Dismiss Notice
Join Physics Forums Today!
The friendliest, high quality science and math community on the planet! Everyone who loves science is here!

I Compatibility of Physics and Abstract Algebra

  1. Nov 8, 2018 #1
    One of the last classes I'm taking before finishing my degrees as an undergraduate is abstract algebra. My professor uses the textbook 'Contemporary Abstract Algebra' by Joseph Gallian. The book isn't written terribly nor is the teacher a poor one, but I just find this subject so uncharacteristically challenging compared to all other math experiences I've had up until this point.

    I've shared my experience with a couple professors from my physics department, whose specialties lie in heavy-ion physics, lasers, and mathematical physics, and they all seemed to share a common trait of also having difficulty in this subject at an undergraduate level.

    This had me curious - do most undergraduate physics majors also have difficulty with this course?

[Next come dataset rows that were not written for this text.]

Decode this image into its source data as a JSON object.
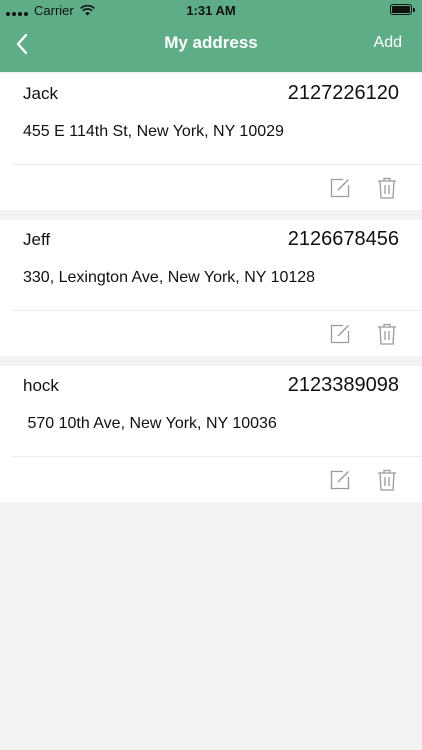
{
  "status_bar": {
    "carrier": "Carrier",
    "time": "1:31 AM"
  },
  "nav": {
    "title": "My address",
    "add_label": "Add",
    "back_icon": "chevron-left-icon"
  },
  "colors": {
    "header": "#5fad86",
    "background": "#f3f3f3",
    "icon_gray": "#9a9a9a"
  },
  "addresses": [
    {
      "name": "Jack",
      "phone": "2127226120",
      "address": "455 E 114th St, New York, NY 10029"
    },
    {
      "name": "Jeff",
      "phone": "2126678456",
      "address": "330, Lexington Ave, New York, NY 10128"
    },
    {
      "name": "hock",
      "phone": "2123389098",
      "address": " 570 10th Ave, New York, NY 10036"
    }
  ]
}
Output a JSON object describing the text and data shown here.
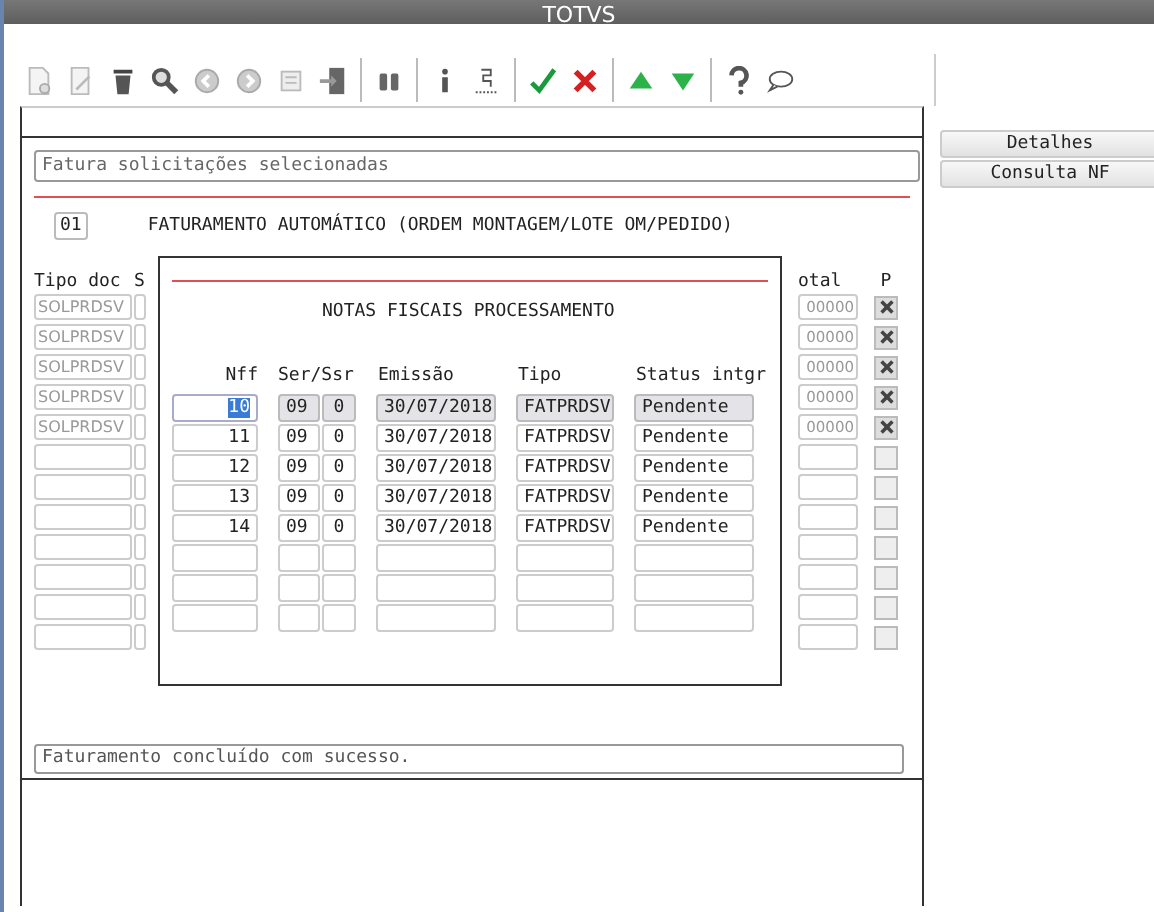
{
  "window": {
    "title": "TOTVS"
  },
  "side_buttons": [
    "Detalhes",
    "Consulta NF"
  ],
  "header_field": {
    "value": "Fatura solicitações selecionadas"
  },
  "section": {
    "code": "01",
    "title": "FATURAMENTO AUTOMÁTICO (ORDEM MONTAGEM/LOTE OM/PEDIDO)"
  },
  "table": {
    "columns": [
      "Tipo doc",
      "S",
      "otal",
      "P"
    ],
    "rows": [
      {
        "tipo": "SOLPRDSV",
        "total": "00000",
        "checked": true
      },
      {
        "tipo": "SOLPRDSV",
        "total": "00000",
        "checked": true
      },
      {
        "tipo": "SOLPRDSV",
        "total": "00000",
        "checked": true
      },
      {
        "tipo": "SOLPRDSV",
        "total": "00000",
        "checked": true
      },
      {
        "tipo": "SOLPRDSV",
        "total": "00000",
        "checked": true
      },
      {
        "checked": false
      },
      {
        "checked": false
      },
      {
        "checked": false
      },
      {
        "checked": false
      },
      {
        "checked": false
      },
      {
        "checked": false
      },
      {
        "checked": false
      }
    ]
  },
  "dialog": {
    "title": "NOTAS FISCAIS PROCESSAMENTO",
    "columns": [
      "Nff",
      "Ser/Ssr",
      "Emissão",
      "Tipo",
      "Status intgr"
    ],
    "rows": [
      {
        "nff": "10",
        "ser": "09",
        "ssr": "0",
        "emissao": "30/07/2018",
        "tipo": "FATPRDSV",
        "status": "Pendente",
        "selected": true
      },
      {
        "nff": "11",
        "ser": "09",
        "ssr": "0",
        "emissao": "30/07/2018",
        "tipo": "FATPRDSV",
        "status": "Pendente",
        "selected": false
      },
      {
        "nff": "12",
        "ser": "09",
        "ssr": "0",
        "emissao": "30/07/2018",
        "tipo": "FATPRDSV",
        "status": "Pendente",
        "selected": false
      },
      {
        "nff": "13",
        "ser": "09",
        "ssr": "0",
        "emissao": "30/07/2018",
        "tipo": "FATPRDSV",
        "status": "Pendente",
        "selected": false
      },
      {
        "nff": "14",
        "ser": "09",
        "ssr": "0",
        "emissao": "30/07/2018",
        "tipo": "FATPRDSV",
        "status": "Pendente",
        "selected": false
      },
      {
        "selected": false
      },
      {
        "selected": false
      },
      {
        "selected": false
      }
    ]
  },
  "status_bar": "Faturamento concluído com sucesso."
}
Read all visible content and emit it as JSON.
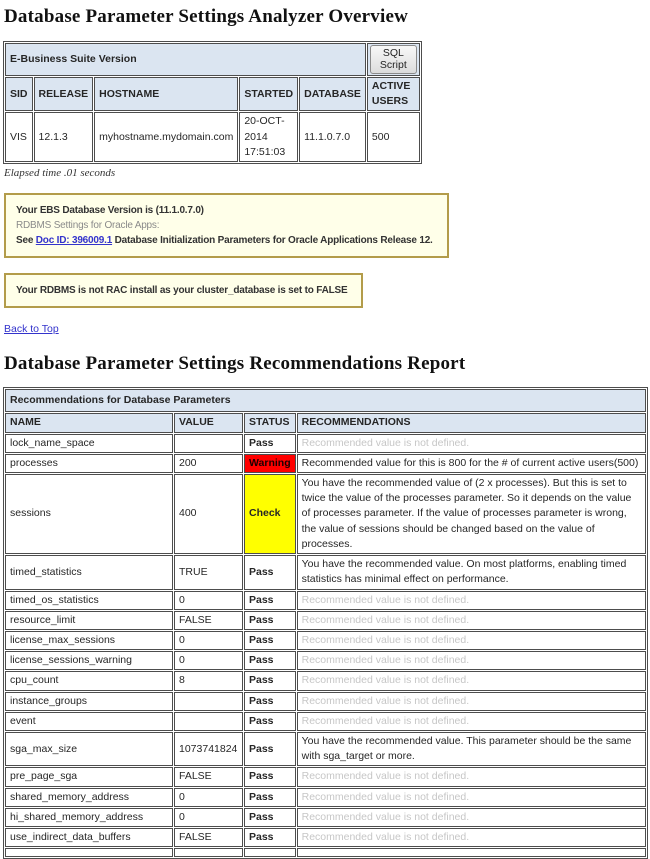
{
  "colors": {
    "header_bg": "#dbe5f1",
    "table_border": "#4d4d4d",
    "warning_bg": "#ff0000",
    "check_bg": "#ffff00",
    "notice_border": "#b39c4a",
    "notice_bg": "#ffffe9",
    "link_blue": "#3333cc",
    "muted_text": "#c6c6c6"
  },
  "page": {
    "overview_title": "Database Parameter Settings Analyzer Overview",
    "report_title": "Database Parameter Settings Recommendations Report",
    "elapsed_time": "Elapsed time .01 seconds",
    "back_to_top": "Back to Top"
  },
  "ebs_table": {
    "caption": "E-Business Suite Version",
    "sql_script_label": "SQL Script",
    "columns": [
      "SID",
      "RELEASE",
      "HOSTNAME",
      "STARTED",
      "DATABASE",
      "ACTIVE USERS"
    ],
    "row": {
      "sid": "VIS",
      "release": "12.1.3",
      "hostname": "myhostname.mydomain.com",
      "started": "20-OCT-2014 17:51:03",
      "database": "11.1.0.7.0",
      "active_users": "500"
    }
  },
  "notices": {
    "ebs_version": {
      "line1": "Your EBS Database Version is (11.1.0.7.0)",
      "line2": "RDBMS Settings for Oracle Apps:",
      "line3_prefix": "See ",
      "line3_link": "Doc ID: 396009.1",
      "line3_suffix": " Database Initialization Parameters for Oracle Applications Release 12."
    },
    "rac": {
      "line1": "Your RDBMS is not RAC install as your cluster_database is set to FALSE"
    }
  },
  "recommendations_table": {
    "caption": "Recommendations for Database Parameters",
    "columns": [
      "NAME",
      "VALUE",
      "STATUS",
      "RECOMMENDATIONS"
    ],
    "rows": [
      {
        "name": "lock_name_space",
        "value": "",
        "status": "Pass",
        "recommendation": "Recommended value is not defined.",
        "muted": true
      },
      {
        "name": "processes",
        "value": "200",
        "status": "Warning",
        "recommendation": "Recommended value for this is 800 for the # of current active users(500)",
        "muted": false
      },
      {
        "name": "sessions",
        "value": "400",
        "status": "Check",
        "recommendation": "You have the recommended value of (2 x processes). But this is set to twice the value of the processes parameter. So it depends on the value of processes parameter. If the value of processes parameter is wrong, the value of sessions should be changed based on the value of processes.",
        "muted": false
      },
      {
        "name": "timed_statistics",
        "value": "TRUE",
        "status": "Pass",
        "recommendation": "You have the recommended value. On most platforms, enabling timed statistics has minimal effect on performance.",
        "muted": false
      },
      {
        "name": "timed_os_statistics",
        "value": "0",
        "status": "Pass",
        "recommendation": "Recommended value is not defined.",
        "muted": true
      },
      {
        "name": "resource_limit",
        "value": "FALSE",
        "status": "Pass",
        "recommendation": "Recommended value is not defined.",
        "muted": true
      },
      {
        "name": "license_max_sessions",
        "value": "0",
        "status": "Pass",
        "recommendation": "Recommended value is not defined.",
        "muted": true
      },
      {
        "name": "license_sessions_warning",
        "value": "0",
        "status": "Pass",
        "recommendation": "Recommended value is not defined.",
        "muted": true
      },
      {
        "name": "cpu_count",
        "value": "8",
        "status": "Pass",
        "recommendation": "Recommended value is not defined.",
        "muted": true
      },
      {
        "name": "instance_groups",
        "value": "",
        "status": "Pass",
        "recommendation": "Recommended value is not defined.",
        "muted": true
      },
      {
        "name": "event",
        "value": "",
        "status": "Pass",
        "recommendation": "Recommended value is not defined.",
        "muted": true
      },
      {
        "name": "sga_max_size",
        "value": "1073741824",
        "status": "Pass",
        "recommendation": "You have the recommended value. This parameter should be the same with sga_target or more.",
        "muted": false
      },
      {
        "name": "pre_page_sga",
        "value": "FALSE",
        "status": "Pass",
        "recommendation": "Recommended value is not defined.",
        "muted": true
      },
      {
        "name": "shared_memory_address",
        "value": "0",
        "status": "Pass",
        "recommendation": "Recommended value is not defined.",
        "muted": true
      },
      {
        "name": "hi_shared_memory_address",
        "value": "0",
        "status": "Pass",
        "recommendation": "Recommended value is not defined.",
        "muted": true
      },
      {
        "name": "use_indirect_data_buffers",
        "value": "FALSE",
        "status": "Pass",
        "recommendation": "Recommended value is not defined.",
        "muted": true
      }
    ]
  }
}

    It feels like there's just something uniquely difficult about this subject compared to, say, multivariable calculus or a PDE course. The content is so monumentally boring and so far-removed from anything familiar that even mustering up the energy to do the homework is like pulling teeth, which is funny, because I really do enjoy physics and mathematics.

    Has anyone else had this experience? Do you have any suggestions? Thank you for your input.
     
  2. jcsd
  3. Nov 8, 2018 #2

    fresh_42

    User Avatar
    2017 Award

    Staff: Mentor

    The way of thinking is a different one. Whereas you seem to be accustomed to think in terms of functions, the thinking here is along structures. And as always a change of habit is a difficulty per se. I had a look at the content of the book and to me, these are all simple basics, like Newton's mechanics would be for physicists. It apparently doesn't contain any advanced things as Galois theory, spectral theory or any other more interesting subjects. However, if it happens that you will be interested in QFT or cosmolgy or crystallography someday, those fundamentals are the basic language for Lie theory (QFT), algebraic varieties and topological invariants (cosmology), and symmetry groups (cristallography).
     
  4. Nov 8, 2018 #3

    PeroK

    User Avatar
    Science Advisor
    Homework Helper
    Gold Member

    Abstract algebra is a very different beast. My only advice is to try to arm yourself with good examples of all the key concepts to try to anchor the abstraction in concrete examples.

    Even though I studied pure maths, I was generally much happier with analysis and linear algebra. Group theory never caught my imagination.
     
Share this great discussion with others via Reddit, Google+, Twitter, or Facebook

Have something to add?
Draft saved Draft deleted